Donít confuse this version of Spiderman 2 with the console versions of which were so lavishly praised last summer. While the two games share the same name and star the same web-slinging, crime-fighting hero that we all know and love, they’re on opposite ends of the spectrum. While the summer release of Spiderman 2 was an open-ended game with endless opportunities to solve crime, this PSP romp is nothing more than a generic beat-em-up that youíll be done with in four hours.
If youíve seen Spiderman 2, you know the main plot already. Doc Ock is running amuck in New York, stealing tritium and kidnapping the attractive Mary Jane, which genuinely annoys our hero. Since the movie was only a few hours long, Activision took some creative liberties and added in some additional villains from the Spiderman universe like Rhino and Shocker to help Doc Ock with his master plan. To save the world from an impending doom, Spiderman must overcome all of these foes.
While this was the main plot of the movie, much of the movie also focused on Peter Parkerís own internal struggles, such as dealing with love and feeling responsible for his grandfatherís death. This made the movie so much more interesting, and while the console versions dealt with this, the PSP version completely ignores them, making the game feel empty and and soulless. As a big fan of both of the movies, I was a little bothered by the fact that I didnít feel any connection to the characters. While this might have been fine in a GameBoy version of the game, the PSP is just as powerful as the PS2 version, so these quick, sloppy mistakes like these can no longer be blamed on a lack of hardware power.

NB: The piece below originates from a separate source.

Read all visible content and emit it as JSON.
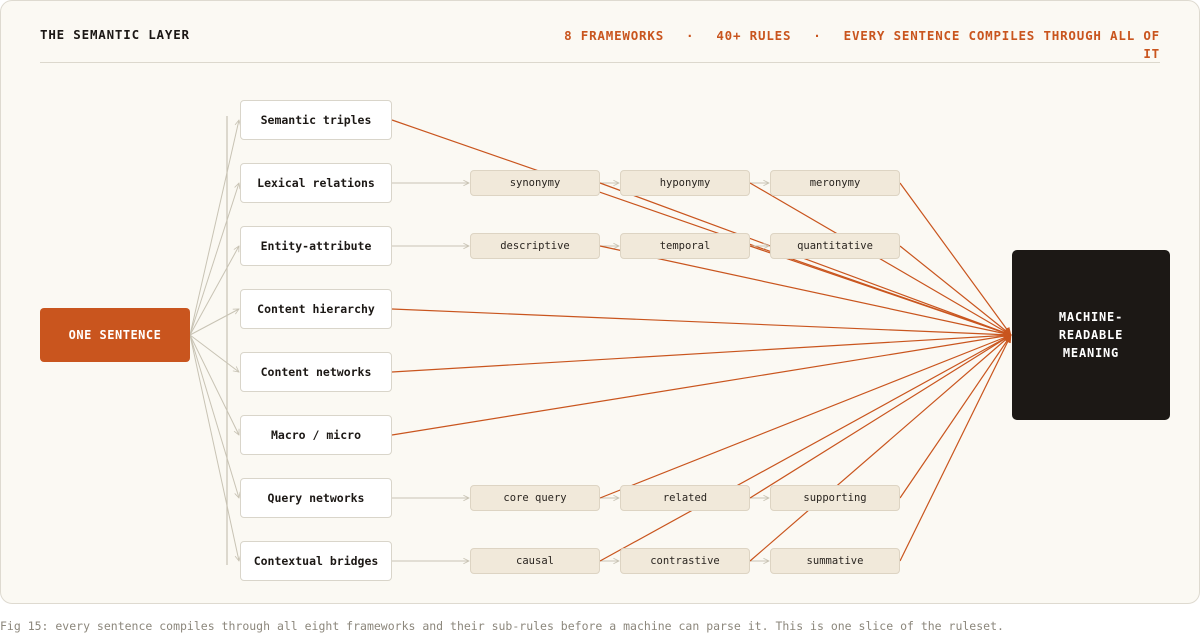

Youíll spend a majority of the game fighting off generic looking thugs, which inevitably will lead to a boss confrontation. After you overcome these cretins, youíll defeat the boss and theyíll spill their guts to you and tell you where the next foe is hiding. Then youíll do the same all again, only in a different location. Some of your fights will take place in movie locations, such as on the speeding train or in the bank, but many more take place in warehouses or construction sites that werenít featured in the movie. While the areas arenít very unique, sometimes youíll have to utilize strategy to finish them. During a slightly-less-than-epic battle with Rhino and Shocker, I had to lure Rhino to smash some pillars in the environment in order to be able to attack Shocker. Not really all that unique, but it broke some of the monotony.
The actual fighting engine in the game is alright, but again, it doesnít compare to the console versions. You can do a couple of different punch/kick combinations, but most of the time you can get away with just mashing the kick or punch button since the opponent AI is a little crappy. Tying them up in web is pretty fun since they canít move at all and it also helps take the pressure off when youíre fighting groups of foes. Spiderman also has some weak dodging abilities which are supposed to help since the camera blows (his Spider-sense tingles and thatís when youíre supposed to jump), but theyíre hit or miss.

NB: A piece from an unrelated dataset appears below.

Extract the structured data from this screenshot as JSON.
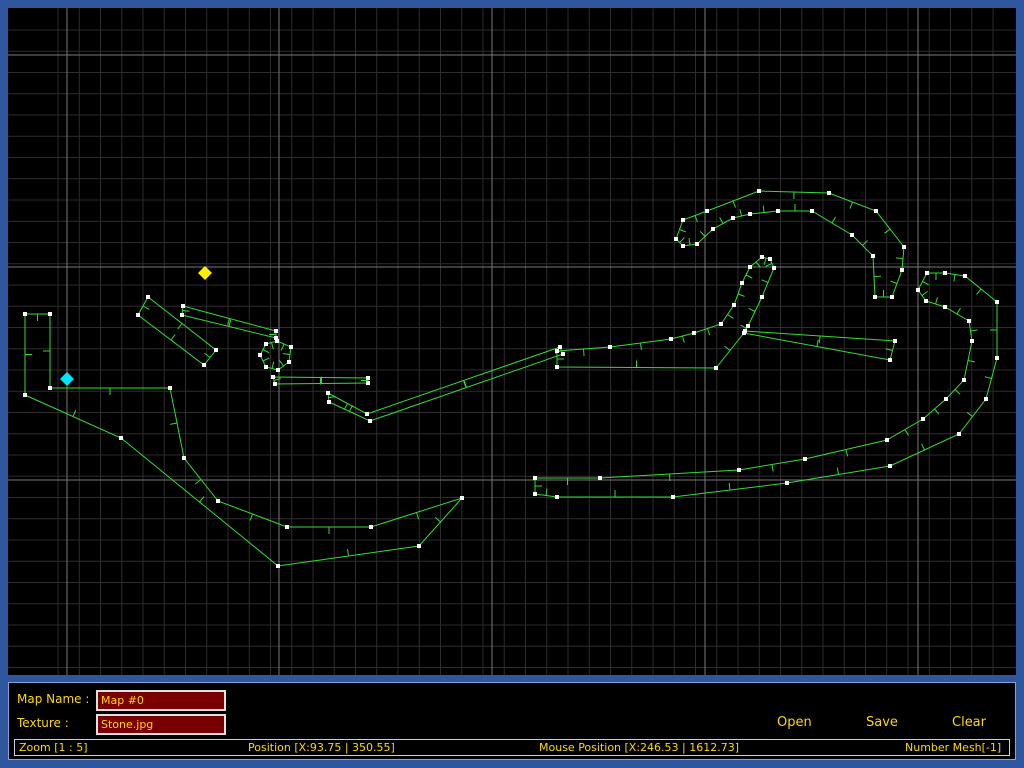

Occasionally youíll get the opportunity to zip around in the city, and while these missions might have been awesome, they instead blew. Your time outdoors is spent chasing people and it sucks because the camera was incredibly unhelpful during these missions. To make matters worse, in order to manipulate the camera you have to use the D-Pad, which means you have to stop moving so you can see. If you stop moving, youíll lose sight of your enemy and heíll fly away and youíll have to start all over again at the very beginning. Itís fortunate that most levels in this game are only five minutes long or else my annoyance level would have been much higher.
Speaking of length, Spiderman 2 should last you about five hours. I didnít really rush either; I took my time beating up as many thugs as possible and unlocked almost all of Spidermanís abilities. You earn points from how fast it takes you to beat levels, how much health you have left, and some other stats, which can be used to unlock new abilities. Purchasing web skills lets you shoot nets of webs at villains and eventually you can cocoon them. You can also purchase punch and kick combos and health upgrades as well. The only non-gameplay upgrades are some production stills and the like, but these are only interesting if you wanted to watch the special features on the Spiderman 2 DVD, and if you wanted to do that, well, you probably already did.
In terms of graphics, Spiderman 2 only disappoints a little bit. The character models in the cutscenes look embarrassingly poor, with Mary Jane not even looking like Kirsten Dunst and Tobey Maguire looking fat. On the bright side of things, the in-game model for Spiderman looks absolutely wonderful and is very nicely animated, probably at the expense of all of the thugs that look exactly the same. The bosses arenít too bad looking either. The game doesnít feature any of the movie music as far as I can tell and none of the actors lend their voices to the game.
At the end of the day, this is really the only beat-em-up on the PSP, so if youíre really looking for that type of game youíre going to have to settle for this. Spiderman 2 is unfortunately half the game it could have been. While it could have been an awesome game that enhanced a wonderful franchise, it instead stands out as a rough spot. If you really want to play it, wait for it to go down in price. It truly isnít worth full price.
Four out of ten